I was transferred to the federal penitentiary in Hazelton, West Virginia. I wasn’t there more than 48 hours before I was thrown into solitary confinement for defending myself from an attack by another prisoner while watching basketball in the prison gym. Fortunately, I was able to move on, and soon I was assigned a job as the prison visiting room photographer. Every Friday, Saturday and Sunday, I was trusted to go inside the prison visiting room and photograph my brothers who were fortunate enough to receive visits from their families and loved ones.
It was in USP Hazelton that I filed the appeal of my case. I also begin taking self-help and hobby classes to avoid falling into a deep depression. I took history classes and leather shop, for example. I wasn’t able to avoid trouble though. When a one of my D.C. homies got in a fight with Gangster Disciple gang member and found himself up against a shank (homemade prison knife), I felt I had to come to his aid.
The fight sent me to solitary confinement, and then all parties involved were sent to the special management unit (SMU) in USP Lewisburg. That meant 18 months of 23 in your cell every day, with just one hour out. You could call it 18 months of sensory deprivation. (President Obama’s administration later recognized the harshness of it and shortened it to nine months.) In the meantime, the DC court returned a ruling on my appeal, dropping two of my charges. But on resentencing, I received the same sentence handed down for them all: 53 years and a few odd months.

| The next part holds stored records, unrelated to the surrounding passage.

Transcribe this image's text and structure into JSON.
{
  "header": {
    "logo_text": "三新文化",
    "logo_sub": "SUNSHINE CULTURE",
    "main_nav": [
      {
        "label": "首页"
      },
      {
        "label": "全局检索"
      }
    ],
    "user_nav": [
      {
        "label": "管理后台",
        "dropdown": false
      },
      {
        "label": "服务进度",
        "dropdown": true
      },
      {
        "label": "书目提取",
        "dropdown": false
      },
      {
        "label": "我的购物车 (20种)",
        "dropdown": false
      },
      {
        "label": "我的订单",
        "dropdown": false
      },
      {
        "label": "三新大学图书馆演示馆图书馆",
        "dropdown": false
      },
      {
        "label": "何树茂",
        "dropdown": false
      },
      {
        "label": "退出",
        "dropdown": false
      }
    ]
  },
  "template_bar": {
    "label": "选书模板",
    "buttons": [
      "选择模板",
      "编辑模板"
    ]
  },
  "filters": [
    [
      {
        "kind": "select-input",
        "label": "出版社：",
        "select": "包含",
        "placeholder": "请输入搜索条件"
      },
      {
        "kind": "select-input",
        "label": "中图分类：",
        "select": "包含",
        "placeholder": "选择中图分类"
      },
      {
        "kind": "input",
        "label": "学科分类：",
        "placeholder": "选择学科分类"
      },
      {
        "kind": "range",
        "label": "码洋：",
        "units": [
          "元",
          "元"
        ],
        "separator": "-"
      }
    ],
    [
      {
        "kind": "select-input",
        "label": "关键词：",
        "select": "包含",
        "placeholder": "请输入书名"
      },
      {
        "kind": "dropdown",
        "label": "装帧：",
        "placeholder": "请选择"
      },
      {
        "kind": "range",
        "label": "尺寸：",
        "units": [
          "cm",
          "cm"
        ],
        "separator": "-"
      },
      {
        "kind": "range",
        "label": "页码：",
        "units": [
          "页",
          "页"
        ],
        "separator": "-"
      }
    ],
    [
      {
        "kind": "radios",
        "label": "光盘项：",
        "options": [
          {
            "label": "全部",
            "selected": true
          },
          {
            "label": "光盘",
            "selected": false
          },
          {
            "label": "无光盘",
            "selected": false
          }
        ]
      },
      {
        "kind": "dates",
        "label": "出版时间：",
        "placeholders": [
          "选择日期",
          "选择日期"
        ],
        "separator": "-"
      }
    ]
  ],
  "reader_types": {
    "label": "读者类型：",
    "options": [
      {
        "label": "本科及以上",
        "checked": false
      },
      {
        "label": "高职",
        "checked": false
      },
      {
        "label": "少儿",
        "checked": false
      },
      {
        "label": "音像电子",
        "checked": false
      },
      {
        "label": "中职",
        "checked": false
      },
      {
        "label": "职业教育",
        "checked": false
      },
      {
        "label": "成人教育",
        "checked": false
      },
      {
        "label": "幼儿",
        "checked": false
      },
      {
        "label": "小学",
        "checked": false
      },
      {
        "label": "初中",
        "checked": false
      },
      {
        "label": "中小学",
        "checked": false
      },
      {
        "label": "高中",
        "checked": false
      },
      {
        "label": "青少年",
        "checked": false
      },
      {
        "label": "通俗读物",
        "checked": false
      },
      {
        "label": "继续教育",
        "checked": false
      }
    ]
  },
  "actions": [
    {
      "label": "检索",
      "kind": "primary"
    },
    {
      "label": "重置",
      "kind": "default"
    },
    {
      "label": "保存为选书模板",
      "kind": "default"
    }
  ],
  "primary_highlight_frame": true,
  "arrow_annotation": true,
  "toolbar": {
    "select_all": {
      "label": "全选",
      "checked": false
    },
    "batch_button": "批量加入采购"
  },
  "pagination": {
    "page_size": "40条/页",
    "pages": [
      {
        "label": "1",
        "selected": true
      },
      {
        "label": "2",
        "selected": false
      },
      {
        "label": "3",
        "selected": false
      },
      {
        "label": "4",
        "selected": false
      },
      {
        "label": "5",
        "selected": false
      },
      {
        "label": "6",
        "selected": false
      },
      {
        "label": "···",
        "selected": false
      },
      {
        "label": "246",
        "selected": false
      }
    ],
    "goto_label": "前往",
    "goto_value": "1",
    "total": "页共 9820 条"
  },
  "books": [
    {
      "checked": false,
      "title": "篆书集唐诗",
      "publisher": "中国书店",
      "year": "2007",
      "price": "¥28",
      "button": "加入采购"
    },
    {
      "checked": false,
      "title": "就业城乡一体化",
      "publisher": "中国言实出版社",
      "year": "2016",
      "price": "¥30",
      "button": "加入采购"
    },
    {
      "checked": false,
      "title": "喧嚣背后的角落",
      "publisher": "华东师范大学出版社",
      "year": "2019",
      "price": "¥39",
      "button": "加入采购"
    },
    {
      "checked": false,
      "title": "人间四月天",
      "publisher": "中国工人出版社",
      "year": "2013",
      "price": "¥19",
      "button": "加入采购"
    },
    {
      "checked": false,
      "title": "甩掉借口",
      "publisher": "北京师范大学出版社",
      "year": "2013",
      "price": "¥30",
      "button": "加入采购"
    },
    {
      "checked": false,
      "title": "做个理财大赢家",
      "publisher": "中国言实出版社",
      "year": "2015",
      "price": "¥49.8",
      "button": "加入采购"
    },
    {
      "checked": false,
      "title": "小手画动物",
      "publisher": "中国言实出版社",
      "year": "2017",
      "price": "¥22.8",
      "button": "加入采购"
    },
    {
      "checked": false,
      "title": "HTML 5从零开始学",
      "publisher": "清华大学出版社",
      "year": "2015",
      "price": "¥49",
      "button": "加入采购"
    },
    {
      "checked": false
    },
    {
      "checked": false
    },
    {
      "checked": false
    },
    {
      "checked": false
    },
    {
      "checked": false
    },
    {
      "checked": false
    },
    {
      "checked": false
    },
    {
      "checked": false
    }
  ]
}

Since then, I’ve been shipped around the federal prison system. I’m committed to being the best father and uncle I can be. My youngest sister, a firefighter, has allowed me to named all three of her children. Her son, my nephew, I named Sundiata (after Sundiata Acoli, incarcerated for his membership in the Black Panther Liberation Party, along with Assata Shakur). Her daughter, my niece, I named Lorddess. (I just thought it was a powerful and regal name for a young woman.) And my eldest niece I named My.L.A (Myla)—as in My Loving Angel. Myla just graduated high school and is about to start her first year of college at Morgan State University in Baltimore; she wants to be a pediatrician or veterinarian. I have been locked up all of their lives, although I had the chance to babysit Myla when I was home just after my son, Tristen Zayd, was born.
I’m also committed to my own continuing self-development and the betterment of those around me, wherever I’m at. I’ve taken over 40 self-help classes, received a 30-hour OSHA certification, written three books of unpublished poetry and prose that I plan to publish as an e-book (I’m also working on a collection of essays on the effects of mass incarceration).
And I have just written a proposal to start an African American history program in my current warehouse, USP Big Sandy in Inez, KY. The majority of young Black men I meet in prison think Black people have always been playing basketball and making hip-hop videos. They believe drug dealing is an innate part of our culture and that our neighborhoods have always been renowned for Black-on-Black violence and gang banging. But we didn’t always refer to our women as bitches, hoes and sluts. We didn’t always believe that all white women who support our struggle are purely infatuated with the black men’s sexuality. I teach them how to respect themselves, research why our living conditions are the way that they are, and explore people other than drug dealers who were and are genuinely trying to make our communities a better place to live.
*Prisoners are creative and resourceful. Tattoo artists in prison usually mount a small, palm-sized motor—for example, from a beard trimmer—and attach it to a toothbrush. Guitar strings make excellent, homemade needles. Ink can be made from the soot produced by burning chess or checker pieces, mixed with a little shampoo.